“And so we imagine this spread over millions of citizens within a political setting, a significant portion of whom believe there is actually a power of God out there, [who] are living with a greater sense of respect and, we would hope, love for one another.”
Participants emphasized that beyond personal inspiration, religion can make important contributions to the policymaking process.
Member of Parliament Garnett Genuis said, “There are two concepts that are of supreme importance in religion: one is love and another is truth. And those two concepts have to go together. If you have love but no sense of truth, then … you’re not understanding what is really going on or what someone’s real needs are. And if you have a sense of the pursuit of truth, but no love in the process, that’s also clearly deficient… Love means being willing to confront serious injustice.”
Speaking with the News Service about the future of the all-party interfaith caucus, Dr. Cameron of the Bahá’í Office of Public Affairs states: “There is a need to foster new relationships among policymakers and faith communities and to frame conversations such that people can collectively advance in their thinking by exploring productive lines of inquiry, rather than framing every issue as a binary choice.”
“Underlying the contributions of the Office to the discourse on the role of religion in society,” he continued, “is the Bahá’í principle of the essential oneness of humanity.
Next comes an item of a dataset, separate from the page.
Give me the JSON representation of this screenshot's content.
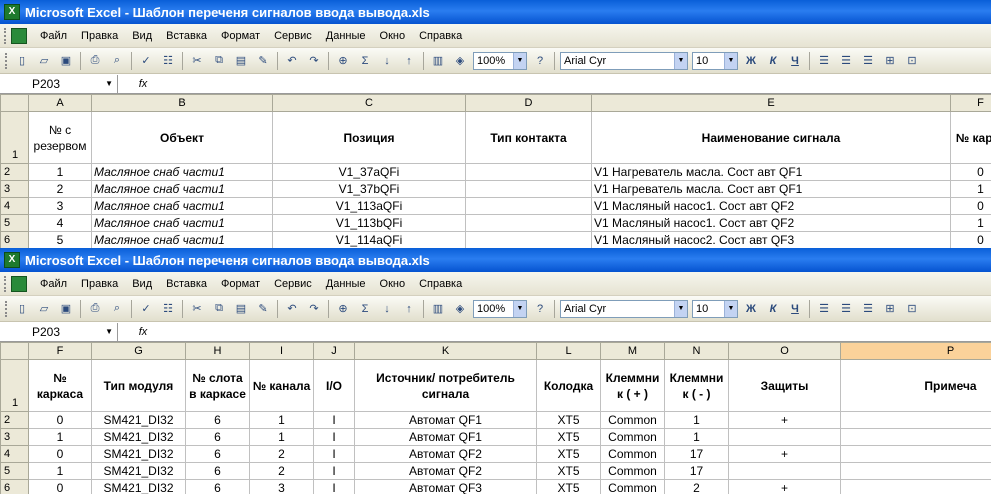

This caucus, although in its very early stages, is an expression of that principle and an example of greater societal unity.”